• Required action
Print a faithful copy of the data below, word for word, with the pictures left out.

• Exercise inputs
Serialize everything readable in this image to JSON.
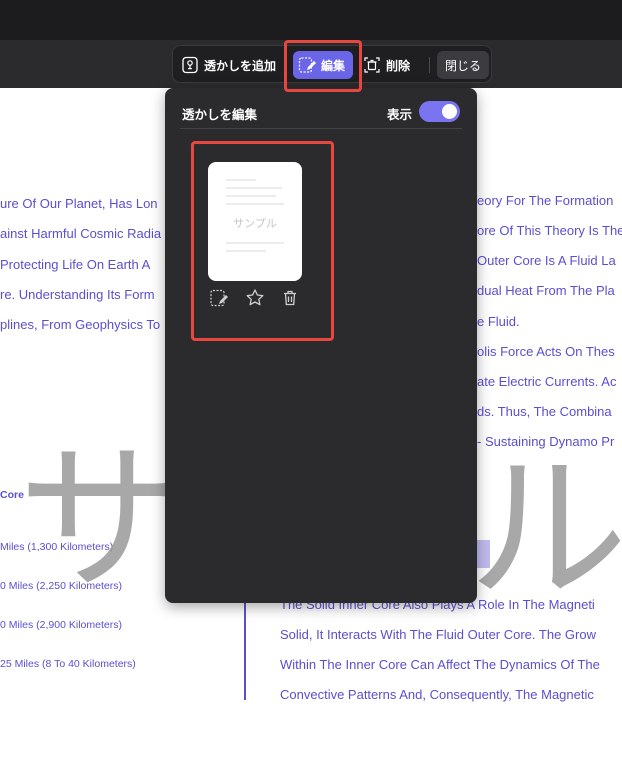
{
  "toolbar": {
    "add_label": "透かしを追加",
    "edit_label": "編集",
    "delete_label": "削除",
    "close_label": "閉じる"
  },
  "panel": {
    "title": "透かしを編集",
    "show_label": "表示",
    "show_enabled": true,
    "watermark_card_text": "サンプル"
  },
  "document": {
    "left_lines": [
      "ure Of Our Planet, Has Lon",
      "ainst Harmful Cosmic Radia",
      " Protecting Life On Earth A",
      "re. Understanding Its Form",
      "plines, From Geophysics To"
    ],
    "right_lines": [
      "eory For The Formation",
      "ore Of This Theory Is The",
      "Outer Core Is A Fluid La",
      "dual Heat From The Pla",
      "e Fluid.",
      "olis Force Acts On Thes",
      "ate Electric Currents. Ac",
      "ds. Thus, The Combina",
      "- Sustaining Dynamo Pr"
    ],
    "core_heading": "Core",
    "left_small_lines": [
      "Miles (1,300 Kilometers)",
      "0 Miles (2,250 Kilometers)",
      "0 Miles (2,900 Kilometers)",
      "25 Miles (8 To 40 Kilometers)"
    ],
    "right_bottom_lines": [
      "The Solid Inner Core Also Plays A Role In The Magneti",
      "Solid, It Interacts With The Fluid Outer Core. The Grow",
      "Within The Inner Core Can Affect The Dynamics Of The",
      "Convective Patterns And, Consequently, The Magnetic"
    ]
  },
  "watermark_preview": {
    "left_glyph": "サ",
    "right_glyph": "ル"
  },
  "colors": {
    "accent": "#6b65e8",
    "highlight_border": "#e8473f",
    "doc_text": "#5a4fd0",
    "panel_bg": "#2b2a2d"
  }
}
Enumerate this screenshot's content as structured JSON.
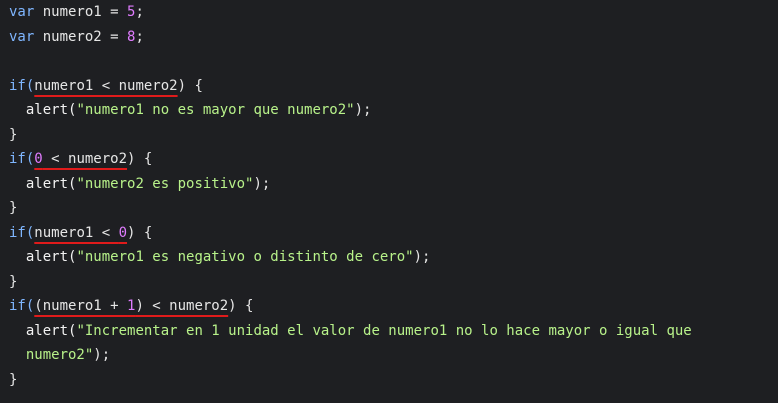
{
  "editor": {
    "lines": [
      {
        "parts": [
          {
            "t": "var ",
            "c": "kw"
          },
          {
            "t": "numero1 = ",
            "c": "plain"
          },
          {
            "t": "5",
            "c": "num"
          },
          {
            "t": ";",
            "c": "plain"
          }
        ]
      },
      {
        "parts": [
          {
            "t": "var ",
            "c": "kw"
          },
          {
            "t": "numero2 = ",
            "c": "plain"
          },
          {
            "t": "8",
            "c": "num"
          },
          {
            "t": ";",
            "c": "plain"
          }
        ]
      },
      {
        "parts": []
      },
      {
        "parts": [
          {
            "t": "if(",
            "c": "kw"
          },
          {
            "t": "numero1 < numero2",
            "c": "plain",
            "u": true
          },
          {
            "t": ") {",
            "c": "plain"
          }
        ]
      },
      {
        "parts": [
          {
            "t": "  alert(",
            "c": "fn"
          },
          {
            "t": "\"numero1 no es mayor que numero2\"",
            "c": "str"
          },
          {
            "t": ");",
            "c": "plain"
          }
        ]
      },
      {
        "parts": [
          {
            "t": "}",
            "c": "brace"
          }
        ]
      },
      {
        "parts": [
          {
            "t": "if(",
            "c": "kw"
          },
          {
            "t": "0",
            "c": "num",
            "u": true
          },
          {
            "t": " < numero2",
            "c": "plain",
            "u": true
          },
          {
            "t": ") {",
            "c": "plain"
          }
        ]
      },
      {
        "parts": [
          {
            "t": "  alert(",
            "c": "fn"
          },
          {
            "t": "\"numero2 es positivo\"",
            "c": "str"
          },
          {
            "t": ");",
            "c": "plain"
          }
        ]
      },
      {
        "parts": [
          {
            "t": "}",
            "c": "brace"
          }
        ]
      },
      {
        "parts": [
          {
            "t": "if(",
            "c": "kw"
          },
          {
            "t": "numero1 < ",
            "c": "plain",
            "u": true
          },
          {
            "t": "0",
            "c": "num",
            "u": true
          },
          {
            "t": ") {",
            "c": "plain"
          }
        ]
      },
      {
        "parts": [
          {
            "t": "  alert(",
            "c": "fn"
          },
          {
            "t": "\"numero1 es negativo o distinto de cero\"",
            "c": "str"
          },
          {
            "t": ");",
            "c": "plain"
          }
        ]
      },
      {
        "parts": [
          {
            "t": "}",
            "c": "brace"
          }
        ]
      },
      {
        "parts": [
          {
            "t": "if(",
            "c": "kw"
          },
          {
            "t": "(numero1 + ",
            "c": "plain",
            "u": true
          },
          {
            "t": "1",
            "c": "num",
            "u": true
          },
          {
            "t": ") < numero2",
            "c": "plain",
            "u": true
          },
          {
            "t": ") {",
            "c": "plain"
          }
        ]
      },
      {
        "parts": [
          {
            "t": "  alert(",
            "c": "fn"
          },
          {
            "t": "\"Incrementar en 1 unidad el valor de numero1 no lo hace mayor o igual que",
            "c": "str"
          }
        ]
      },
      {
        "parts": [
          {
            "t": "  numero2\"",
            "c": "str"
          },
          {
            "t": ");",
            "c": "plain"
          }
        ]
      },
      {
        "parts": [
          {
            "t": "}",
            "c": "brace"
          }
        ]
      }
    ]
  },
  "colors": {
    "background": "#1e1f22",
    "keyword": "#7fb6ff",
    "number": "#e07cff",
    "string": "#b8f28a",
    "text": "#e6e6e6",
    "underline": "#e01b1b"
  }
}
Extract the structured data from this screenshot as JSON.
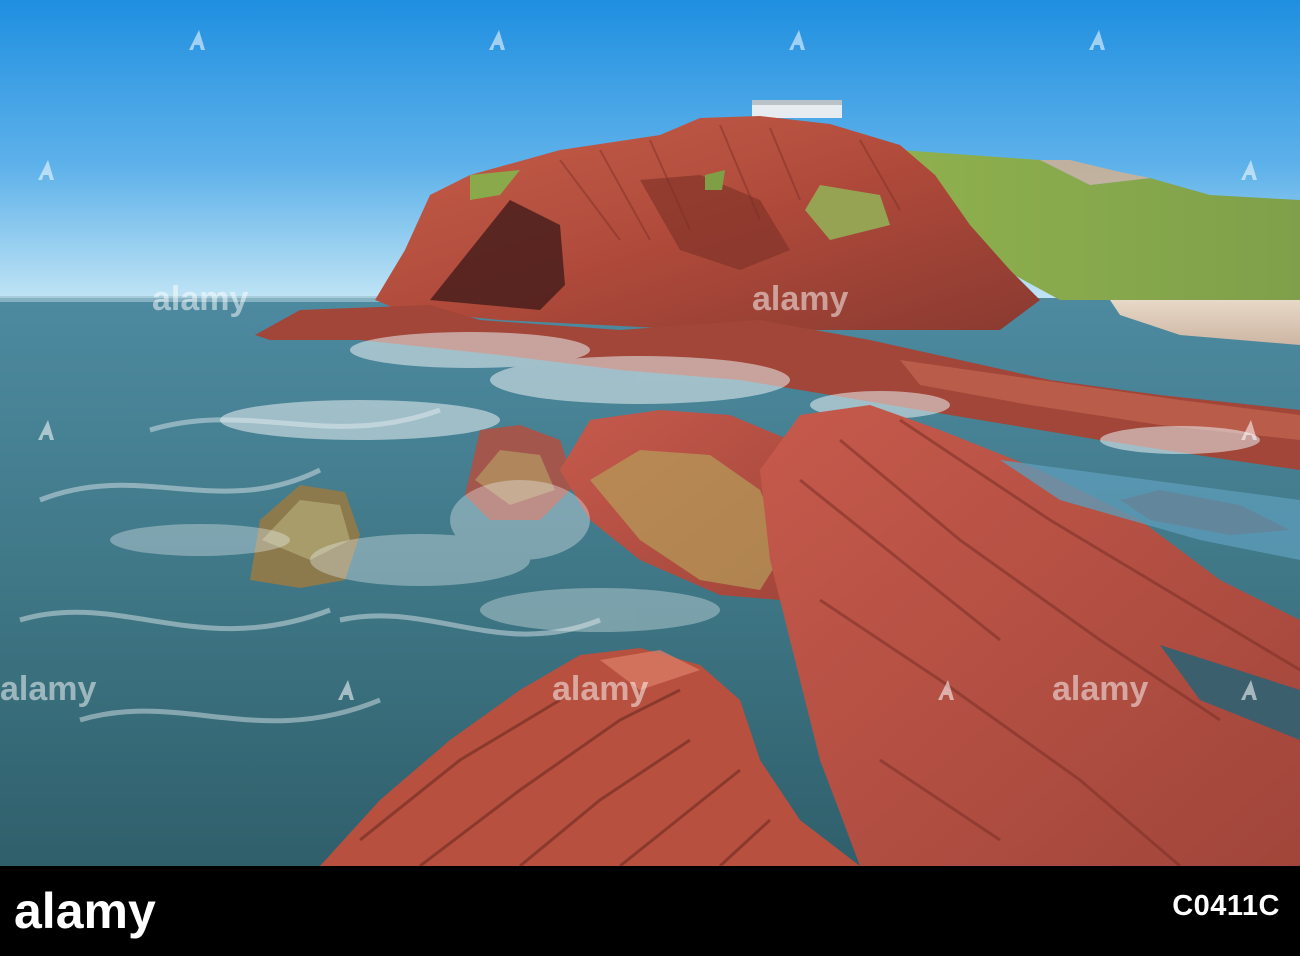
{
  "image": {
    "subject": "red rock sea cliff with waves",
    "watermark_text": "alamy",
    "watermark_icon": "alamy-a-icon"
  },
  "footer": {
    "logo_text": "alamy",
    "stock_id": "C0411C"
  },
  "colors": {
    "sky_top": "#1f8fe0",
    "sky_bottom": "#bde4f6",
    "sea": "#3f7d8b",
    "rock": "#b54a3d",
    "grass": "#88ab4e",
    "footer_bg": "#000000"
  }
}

• Solution below
Serialize everything readable in this image to JSON.
{
  "toolbar": {
    "add_label": "透かしを追加",
    "edit_label": "編集",
    "delete_label": "削除",
    "close_label": "閉じる"
  },
  "panel": {
    "title": "透かしを編集",
    "show_label": "表示",
    "show_enabled": true,
    "watermark_card_text": "サンプル"
  },
  "document": {
    "left_lines": [
      "ure Of Our Planet, Has Lon",
      "ainst Harmful Cosmic Radia",
      " Protecting Life On Earth A",
      "re. Understanding Its Form",
      "plines, From Geophysics To"
    ],
    "right_lines": [
      "eory For The Formation",
      "ore Of This Theory Is The",
      "Outer Core Is A Fluid La",
      "dual Heat From The Pla",
      "e Fluid.",
      "olis Force Acts On Thes",
      "ate Electric Currents. Ac",
      "ds. Thus, The Combina",
      "- Sustaining Dynamo Pr"
    ],
    "core_heading": "Core",
    "left_small_lines": [
      "Miles (1,300 Kilometers)",
      "0 Miles (2,250 Kilometers)",
      "0 Miles (2,900 Kilometers)",
      "25 Miles (8 To 40 Kilometers)"
    ],
    "right_bottom_lines": [
      "The Solid Inner Core Also Plays A Role In The Magneti",
      "Solid, It Interacts With The Fluid Outer Core. The Grow",
      "Within The Inner Core Can Affect The Dynamics Of The",
      "Convective Patterns And, Consequently, The Magnetic"
    ]
  },
  "watermark_preview": {
    "left_glyph": "サ",
    "right_glyph": "ル"
  },
  "colors": {
    "accent": "#6b65e8",
    "highlight_border": "#e8473f",
    "doc_text": "#5a4fd0",
    "panel_bg": "#2b2a2d"
  }
}
Enumerate this screenshot's content as structured JSON.
{
  "editor": {
    "lines": [
      {
        "parts": [
          {
            "t": "var ",
            "c": "kw"
          },
          {
            "t": "numero1 = ",
            "c": "plain"
          },
          {
            "t": "5",
            "c": "num"
          },
          {
            "t": ";",
            "c": "plain"
          }
        ]
      },
      {
        "parts": [
          {
            "t": "var ",
            "c": "kw"
          },
          {
            "t": "numero2 = ",
            "c": "plain"
          },
          {
            "t": "8",
            "c": "num"
          },
          {
            "t": ";",
            "c": "plain"
          }
        ]
      },
      {
        "parts": []
      },
      {
        "parts": [
          {
            "t": "if(",
            "c": "kw"
          },
          {
            "t": "numero1 < numero2",
            "c": "plain",
            "u": true
          },
          {
            "t": ") {",
            "c": "plain"
          }
        ]
      },
      {
        "parts": [
          {
            "t": "  alert(",
            "c": "fn"
          },
          {
            "t": "\"numero1 no es mayor que numero2\"",
            "c": "str"
          },
          {
            "t": ");",
            "c": "plain"
          }
        ]
      },
      {
        "parts": [
          {
            "t": "}",
            "c": "brace"
          }
        ]
      },
      {
        "parts": [
          {
            "t": "if(",
            "c": "kw"
          },
          {
            "t": "0",
            "c": "num",
            "u": true
          },
          {
            "t": " < numero2",
            "c": "plain",
            "u": true
          },
          {
            "t": ") {",
            "c": "plain"
          }
        ]
      },
      {
        "parts": [
          {
            "t": "  alert(",
            "c": "fn"
          },
          {
            "t": "\"numero2 es positivo\"",
            "c": "str"
          },
          {
            "t": ");",
            "c": "plain"
          }
        ]
      },
      {
        "parts": [
          {
            "t": "}",
            "c": "brace"
          }
        ]
      },
      {
        "parts": [
          {
            "t": "if(",
            "c": "kw"
          },
          {
            "t": "numero1 < ",
            "c": "plain",
            "u": true
          },
          {
            "t": "0",
            "c": "num",
            "u": true
          },
          {
            "t": ") {",
            "c": "plain"
          }
        ]
      },
      {
        "parts": [
          {
            "t": "  alert(",
            "c": "fn"
          },
          {
            "t": "\"numero1 es negativo o distinto de cero\"",
            "c": "str"
          },
          {
            "t": ");",
            "c": "plain"
          }
        ]
      },
      {
        "parts": [
          {
            "t": "}",
            "c": "brace"
          }
        ]
      },
      {
        "parts": [
          {
            "t": "if(",
            "c": "kw"
          },
          {
            "t": "(numero1 + ",
            "c": "plain",
            "u": true
          },
          {
            "t": "1",
            "c": "num",
            "u": true
          },
          {
            "t": ") < numero2",
            "c": "plain",
            "u": true
          },
          {
            "t": ") {",
            "c": "plain"
          }
        ]
      },
      {
        "parts": [
          {
            "t": "  alert(",
            "c": "fn"
          },
          {
            "t": "\"Incrementar en 1 unidad el valor de numero1 no lo hace mayor o igual que",
            "c": "str"
          }
        ]
      },
      {
        "parts": [
          {
            "t": "  numero2\"",
            "c": "str"
          },
          {
            "t": ");",
            "c": "plain"
          }
        ]
      },
      {
        "parts": [
          {
            "t": "}",
            "c": "brace"
          }
        ]
      }
    ]
  },
  "colors": {
    "background": "#1e1f22",
    "keyword": "#7fb6ff",
    "number": "#e07cff",
    "string": "#b8f28a",
    "text": "#e6e6e6",
    "underline": "#e01b1b"
  }
}
Extract the structured data from this screenshot as JSON.
{
  "image": {
    "subject": "red rock sea cliff with waves",
    "watermark_text": "alamy",
    "watermark_icon": "alamy-a-icon"
  },
  "footer": {
    "logo_text": "alamy",
    "stock_id": "C0411C"
  },
  "colors": {
    "sky_top": "#1f8fe0",
    "sky_bottom": "#bde4f6",
    "sea": "#3f7d8b",
    "rock": "#b54a3d",
    "grass": "#88ab4e",
    "footer_bg": "#000000"
  }
}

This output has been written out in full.